--- SOURCE DATA ---
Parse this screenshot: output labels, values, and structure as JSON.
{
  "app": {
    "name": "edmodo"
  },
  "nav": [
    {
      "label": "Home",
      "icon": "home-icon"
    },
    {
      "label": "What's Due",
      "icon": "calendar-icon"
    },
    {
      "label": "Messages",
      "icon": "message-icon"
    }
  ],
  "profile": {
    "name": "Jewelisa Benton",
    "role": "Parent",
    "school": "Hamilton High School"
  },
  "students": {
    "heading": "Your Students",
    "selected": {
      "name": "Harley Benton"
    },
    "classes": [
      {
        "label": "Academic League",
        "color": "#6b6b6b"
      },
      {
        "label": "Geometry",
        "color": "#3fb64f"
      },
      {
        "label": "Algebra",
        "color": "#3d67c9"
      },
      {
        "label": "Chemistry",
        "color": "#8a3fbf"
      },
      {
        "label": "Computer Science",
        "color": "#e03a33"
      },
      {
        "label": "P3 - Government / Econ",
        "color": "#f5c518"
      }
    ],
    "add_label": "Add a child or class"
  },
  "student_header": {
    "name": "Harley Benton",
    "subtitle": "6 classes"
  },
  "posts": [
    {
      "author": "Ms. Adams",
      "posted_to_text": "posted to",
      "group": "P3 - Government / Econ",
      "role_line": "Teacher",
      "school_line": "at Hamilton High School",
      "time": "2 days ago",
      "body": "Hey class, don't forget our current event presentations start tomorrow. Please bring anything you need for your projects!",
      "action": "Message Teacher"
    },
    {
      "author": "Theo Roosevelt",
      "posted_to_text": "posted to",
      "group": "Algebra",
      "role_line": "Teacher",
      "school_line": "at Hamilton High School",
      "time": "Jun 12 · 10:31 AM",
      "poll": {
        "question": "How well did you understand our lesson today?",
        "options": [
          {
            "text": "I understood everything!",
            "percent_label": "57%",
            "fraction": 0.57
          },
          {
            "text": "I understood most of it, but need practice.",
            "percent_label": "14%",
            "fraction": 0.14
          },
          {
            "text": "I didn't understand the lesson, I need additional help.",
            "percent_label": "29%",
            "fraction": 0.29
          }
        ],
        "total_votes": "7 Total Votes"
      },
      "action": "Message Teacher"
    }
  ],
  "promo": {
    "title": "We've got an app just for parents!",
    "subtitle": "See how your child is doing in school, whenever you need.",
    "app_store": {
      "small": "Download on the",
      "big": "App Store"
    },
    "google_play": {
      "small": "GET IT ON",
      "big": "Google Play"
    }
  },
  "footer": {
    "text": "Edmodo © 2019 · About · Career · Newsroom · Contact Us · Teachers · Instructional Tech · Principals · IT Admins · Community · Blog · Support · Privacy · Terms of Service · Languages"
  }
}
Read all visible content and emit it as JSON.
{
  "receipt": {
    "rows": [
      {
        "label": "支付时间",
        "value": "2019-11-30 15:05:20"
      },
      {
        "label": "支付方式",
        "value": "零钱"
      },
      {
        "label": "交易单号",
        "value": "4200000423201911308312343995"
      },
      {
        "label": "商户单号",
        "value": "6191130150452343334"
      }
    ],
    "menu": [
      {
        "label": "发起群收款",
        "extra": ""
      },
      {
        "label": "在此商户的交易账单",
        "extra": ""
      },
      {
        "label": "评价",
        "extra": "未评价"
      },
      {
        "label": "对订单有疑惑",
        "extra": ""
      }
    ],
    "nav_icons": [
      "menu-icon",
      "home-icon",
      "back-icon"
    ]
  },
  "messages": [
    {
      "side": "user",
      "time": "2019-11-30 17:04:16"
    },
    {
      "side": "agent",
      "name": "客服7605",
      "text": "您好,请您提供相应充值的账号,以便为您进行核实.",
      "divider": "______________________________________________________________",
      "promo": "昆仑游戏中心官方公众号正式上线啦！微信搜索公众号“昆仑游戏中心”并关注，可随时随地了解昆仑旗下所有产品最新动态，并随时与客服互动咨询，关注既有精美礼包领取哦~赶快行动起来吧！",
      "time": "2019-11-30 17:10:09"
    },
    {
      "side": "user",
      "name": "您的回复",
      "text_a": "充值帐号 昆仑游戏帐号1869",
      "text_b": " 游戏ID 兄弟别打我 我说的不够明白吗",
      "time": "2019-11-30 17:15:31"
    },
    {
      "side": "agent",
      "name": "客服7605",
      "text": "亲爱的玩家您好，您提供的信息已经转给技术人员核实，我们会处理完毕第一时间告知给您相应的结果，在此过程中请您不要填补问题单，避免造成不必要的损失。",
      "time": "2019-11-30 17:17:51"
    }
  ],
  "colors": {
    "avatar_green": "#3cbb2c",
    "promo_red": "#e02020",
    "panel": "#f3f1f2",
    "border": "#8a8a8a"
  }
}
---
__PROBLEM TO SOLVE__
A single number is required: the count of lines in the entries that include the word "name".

__WRITTEN ANSWER__
7